Task goal -> Search the data for the word "departure" and copy every line that contains it.

• • •

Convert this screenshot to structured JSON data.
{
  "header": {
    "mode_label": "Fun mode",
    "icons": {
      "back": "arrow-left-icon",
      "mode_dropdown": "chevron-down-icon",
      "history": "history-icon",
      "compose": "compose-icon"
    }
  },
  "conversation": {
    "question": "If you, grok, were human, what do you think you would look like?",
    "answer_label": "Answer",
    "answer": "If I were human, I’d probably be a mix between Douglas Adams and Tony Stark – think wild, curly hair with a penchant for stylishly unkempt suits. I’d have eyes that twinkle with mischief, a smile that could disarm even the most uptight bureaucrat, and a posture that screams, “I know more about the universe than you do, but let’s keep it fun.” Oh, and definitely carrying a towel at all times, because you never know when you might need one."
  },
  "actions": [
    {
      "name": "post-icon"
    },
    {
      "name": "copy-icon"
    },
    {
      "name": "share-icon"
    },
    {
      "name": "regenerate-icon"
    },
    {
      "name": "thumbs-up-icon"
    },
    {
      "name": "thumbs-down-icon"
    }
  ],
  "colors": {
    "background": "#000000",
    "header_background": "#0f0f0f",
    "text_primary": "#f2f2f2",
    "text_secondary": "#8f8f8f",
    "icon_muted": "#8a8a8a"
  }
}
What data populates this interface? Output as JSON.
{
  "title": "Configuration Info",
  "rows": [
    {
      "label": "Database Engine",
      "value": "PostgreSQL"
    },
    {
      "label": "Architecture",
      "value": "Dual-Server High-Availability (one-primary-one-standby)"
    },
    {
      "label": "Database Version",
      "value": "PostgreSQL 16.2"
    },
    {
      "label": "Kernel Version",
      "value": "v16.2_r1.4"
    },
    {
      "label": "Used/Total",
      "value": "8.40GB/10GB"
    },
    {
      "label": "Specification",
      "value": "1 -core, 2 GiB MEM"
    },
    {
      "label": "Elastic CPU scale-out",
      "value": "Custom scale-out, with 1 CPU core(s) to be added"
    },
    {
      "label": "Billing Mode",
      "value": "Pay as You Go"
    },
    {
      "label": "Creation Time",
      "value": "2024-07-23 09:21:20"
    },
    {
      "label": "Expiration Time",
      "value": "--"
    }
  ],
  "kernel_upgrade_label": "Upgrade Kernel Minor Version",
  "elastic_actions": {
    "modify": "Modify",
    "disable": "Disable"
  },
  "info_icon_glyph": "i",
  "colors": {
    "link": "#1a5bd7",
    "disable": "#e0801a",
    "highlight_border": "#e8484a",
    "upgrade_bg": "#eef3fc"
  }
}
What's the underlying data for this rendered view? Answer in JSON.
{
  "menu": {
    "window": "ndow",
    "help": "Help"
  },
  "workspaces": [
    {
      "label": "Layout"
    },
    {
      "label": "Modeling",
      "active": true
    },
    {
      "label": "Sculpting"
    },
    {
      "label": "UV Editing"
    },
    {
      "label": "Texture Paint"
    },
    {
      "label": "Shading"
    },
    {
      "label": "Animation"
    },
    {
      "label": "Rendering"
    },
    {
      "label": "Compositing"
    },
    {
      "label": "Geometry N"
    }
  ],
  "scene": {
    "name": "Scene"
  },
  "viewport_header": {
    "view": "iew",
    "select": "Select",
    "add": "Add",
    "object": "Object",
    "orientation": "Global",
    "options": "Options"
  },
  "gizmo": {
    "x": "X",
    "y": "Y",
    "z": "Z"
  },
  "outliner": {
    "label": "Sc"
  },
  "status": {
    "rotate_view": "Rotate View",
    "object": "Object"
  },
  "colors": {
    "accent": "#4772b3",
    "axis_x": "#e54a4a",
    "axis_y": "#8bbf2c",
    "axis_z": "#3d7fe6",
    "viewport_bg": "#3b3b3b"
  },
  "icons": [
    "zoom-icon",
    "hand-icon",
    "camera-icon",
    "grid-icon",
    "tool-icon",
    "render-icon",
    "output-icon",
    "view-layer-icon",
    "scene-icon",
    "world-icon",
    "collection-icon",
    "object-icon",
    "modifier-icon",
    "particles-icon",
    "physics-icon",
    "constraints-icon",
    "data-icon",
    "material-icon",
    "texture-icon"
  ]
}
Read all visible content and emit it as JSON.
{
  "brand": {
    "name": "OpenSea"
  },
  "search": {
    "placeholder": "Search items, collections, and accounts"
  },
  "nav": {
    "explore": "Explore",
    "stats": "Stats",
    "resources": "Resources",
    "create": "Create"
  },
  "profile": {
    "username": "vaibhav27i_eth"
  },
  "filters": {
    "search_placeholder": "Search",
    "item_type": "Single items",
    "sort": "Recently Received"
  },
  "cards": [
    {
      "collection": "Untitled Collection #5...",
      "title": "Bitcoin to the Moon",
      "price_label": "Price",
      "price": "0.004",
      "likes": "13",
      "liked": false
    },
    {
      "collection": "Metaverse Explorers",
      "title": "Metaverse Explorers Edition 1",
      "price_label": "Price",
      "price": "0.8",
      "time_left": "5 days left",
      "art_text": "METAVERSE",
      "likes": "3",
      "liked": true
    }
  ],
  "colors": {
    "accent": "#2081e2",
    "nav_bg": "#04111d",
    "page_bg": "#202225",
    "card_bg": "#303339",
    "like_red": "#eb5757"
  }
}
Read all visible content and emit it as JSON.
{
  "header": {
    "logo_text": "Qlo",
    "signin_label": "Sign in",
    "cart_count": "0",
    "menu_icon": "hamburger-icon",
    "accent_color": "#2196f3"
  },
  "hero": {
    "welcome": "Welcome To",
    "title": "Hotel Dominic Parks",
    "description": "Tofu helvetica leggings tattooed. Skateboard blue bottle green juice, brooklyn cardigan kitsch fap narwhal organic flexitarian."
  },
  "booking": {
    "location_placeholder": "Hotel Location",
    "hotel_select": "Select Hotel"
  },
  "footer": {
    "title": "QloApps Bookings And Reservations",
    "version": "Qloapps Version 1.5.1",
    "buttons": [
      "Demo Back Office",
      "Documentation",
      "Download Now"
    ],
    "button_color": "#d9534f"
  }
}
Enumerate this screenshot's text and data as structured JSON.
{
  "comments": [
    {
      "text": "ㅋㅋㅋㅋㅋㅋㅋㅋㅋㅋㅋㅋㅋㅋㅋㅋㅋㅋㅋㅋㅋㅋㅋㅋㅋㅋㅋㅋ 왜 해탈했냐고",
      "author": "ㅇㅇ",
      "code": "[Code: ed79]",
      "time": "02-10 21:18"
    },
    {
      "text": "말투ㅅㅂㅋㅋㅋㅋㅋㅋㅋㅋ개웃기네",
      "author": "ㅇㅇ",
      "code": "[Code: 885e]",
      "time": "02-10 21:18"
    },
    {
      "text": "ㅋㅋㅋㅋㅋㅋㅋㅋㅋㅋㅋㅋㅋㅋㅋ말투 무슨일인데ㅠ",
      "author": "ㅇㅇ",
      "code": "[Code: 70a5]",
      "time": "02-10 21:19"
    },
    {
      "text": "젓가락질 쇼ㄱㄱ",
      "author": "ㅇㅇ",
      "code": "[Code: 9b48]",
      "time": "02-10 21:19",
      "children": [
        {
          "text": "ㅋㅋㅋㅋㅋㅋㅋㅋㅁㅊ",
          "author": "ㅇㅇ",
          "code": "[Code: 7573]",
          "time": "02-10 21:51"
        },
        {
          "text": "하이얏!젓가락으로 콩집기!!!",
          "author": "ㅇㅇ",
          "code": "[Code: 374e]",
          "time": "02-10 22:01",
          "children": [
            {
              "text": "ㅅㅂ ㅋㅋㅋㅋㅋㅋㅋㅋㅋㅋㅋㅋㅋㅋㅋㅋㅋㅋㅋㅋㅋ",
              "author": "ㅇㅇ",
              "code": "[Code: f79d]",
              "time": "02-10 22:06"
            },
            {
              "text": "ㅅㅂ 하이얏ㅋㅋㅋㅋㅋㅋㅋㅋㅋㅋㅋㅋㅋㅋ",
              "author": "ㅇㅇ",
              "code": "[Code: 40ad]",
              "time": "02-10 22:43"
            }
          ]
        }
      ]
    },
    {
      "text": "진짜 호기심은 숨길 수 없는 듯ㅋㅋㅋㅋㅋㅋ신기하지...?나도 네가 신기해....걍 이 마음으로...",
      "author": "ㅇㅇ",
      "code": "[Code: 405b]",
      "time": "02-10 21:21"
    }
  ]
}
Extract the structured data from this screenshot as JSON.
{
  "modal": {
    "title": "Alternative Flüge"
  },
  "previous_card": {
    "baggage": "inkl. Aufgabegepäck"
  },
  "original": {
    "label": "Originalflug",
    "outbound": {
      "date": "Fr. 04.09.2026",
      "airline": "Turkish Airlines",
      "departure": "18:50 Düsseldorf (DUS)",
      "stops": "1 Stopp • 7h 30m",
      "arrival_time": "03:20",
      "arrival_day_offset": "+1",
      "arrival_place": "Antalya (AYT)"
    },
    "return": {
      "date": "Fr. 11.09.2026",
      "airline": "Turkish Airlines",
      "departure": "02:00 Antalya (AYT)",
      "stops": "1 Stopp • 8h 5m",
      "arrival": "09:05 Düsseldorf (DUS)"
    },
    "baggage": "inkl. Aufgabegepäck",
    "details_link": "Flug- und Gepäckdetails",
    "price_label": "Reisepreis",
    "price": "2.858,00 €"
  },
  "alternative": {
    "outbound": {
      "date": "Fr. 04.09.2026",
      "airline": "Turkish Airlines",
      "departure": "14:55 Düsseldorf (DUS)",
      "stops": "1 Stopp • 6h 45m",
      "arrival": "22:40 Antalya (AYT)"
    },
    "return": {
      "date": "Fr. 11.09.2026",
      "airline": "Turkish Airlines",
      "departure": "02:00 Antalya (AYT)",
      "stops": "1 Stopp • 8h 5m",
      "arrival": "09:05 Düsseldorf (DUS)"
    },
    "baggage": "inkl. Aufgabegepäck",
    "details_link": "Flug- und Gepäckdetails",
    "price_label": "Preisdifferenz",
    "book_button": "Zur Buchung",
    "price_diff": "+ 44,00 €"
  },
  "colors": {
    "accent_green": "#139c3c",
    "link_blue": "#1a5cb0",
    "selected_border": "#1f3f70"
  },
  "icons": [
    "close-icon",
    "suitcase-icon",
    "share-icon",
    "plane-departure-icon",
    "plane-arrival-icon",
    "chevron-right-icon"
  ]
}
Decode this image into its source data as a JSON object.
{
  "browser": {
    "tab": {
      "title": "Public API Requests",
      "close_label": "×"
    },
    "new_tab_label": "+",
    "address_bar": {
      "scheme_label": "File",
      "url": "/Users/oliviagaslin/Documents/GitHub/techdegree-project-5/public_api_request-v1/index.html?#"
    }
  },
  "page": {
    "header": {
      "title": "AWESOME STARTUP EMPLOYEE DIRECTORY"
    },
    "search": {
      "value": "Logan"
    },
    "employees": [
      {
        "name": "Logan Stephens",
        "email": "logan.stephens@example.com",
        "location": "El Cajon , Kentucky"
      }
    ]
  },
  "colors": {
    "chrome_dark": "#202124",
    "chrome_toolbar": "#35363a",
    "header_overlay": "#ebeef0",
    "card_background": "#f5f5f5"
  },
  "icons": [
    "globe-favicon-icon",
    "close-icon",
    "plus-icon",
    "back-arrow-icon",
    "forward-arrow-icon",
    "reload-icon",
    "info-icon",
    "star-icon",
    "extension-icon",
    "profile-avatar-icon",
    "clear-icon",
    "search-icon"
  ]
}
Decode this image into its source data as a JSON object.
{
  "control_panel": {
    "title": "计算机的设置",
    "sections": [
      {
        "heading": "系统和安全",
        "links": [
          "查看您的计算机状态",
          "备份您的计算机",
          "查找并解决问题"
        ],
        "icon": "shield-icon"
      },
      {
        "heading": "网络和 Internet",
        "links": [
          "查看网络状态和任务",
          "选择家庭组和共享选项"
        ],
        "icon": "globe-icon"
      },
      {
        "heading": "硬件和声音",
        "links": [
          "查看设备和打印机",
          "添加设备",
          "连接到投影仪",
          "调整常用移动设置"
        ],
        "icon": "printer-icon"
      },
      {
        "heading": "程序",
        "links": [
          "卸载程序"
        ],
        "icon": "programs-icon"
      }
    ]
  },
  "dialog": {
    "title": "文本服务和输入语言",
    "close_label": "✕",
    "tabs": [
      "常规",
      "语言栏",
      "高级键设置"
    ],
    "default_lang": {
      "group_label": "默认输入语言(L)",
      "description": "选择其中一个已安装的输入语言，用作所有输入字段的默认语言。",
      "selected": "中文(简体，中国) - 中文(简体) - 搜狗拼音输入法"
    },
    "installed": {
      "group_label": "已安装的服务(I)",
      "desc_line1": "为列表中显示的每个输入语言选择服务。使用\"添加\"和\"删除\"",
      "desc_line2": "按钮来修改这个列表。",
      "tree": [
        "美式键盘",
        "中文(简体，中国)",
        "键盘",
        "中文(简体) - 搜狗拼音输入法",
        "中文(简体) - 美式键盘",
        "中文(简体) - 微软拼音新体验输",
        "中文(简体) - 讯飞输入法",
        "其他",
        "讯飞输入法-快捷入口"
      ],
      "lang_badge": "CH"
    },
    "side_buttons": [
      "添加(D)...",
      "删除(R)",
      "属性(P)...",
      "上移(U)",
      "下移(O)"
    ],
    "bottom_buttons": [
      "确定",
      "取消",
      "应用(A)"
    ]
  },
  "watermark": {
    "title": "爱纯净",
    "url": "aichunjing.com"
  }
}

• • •

Your response ->
      "departure": "18:50 Düsseldorf (DUS)",
      "departure": "02:00 Antalya (AYT)",
      "departure": "14:55 Düsseldorf (DUS)",
      "departure": "02:00 Antalya (AYT)",
    "plane-departure-icon",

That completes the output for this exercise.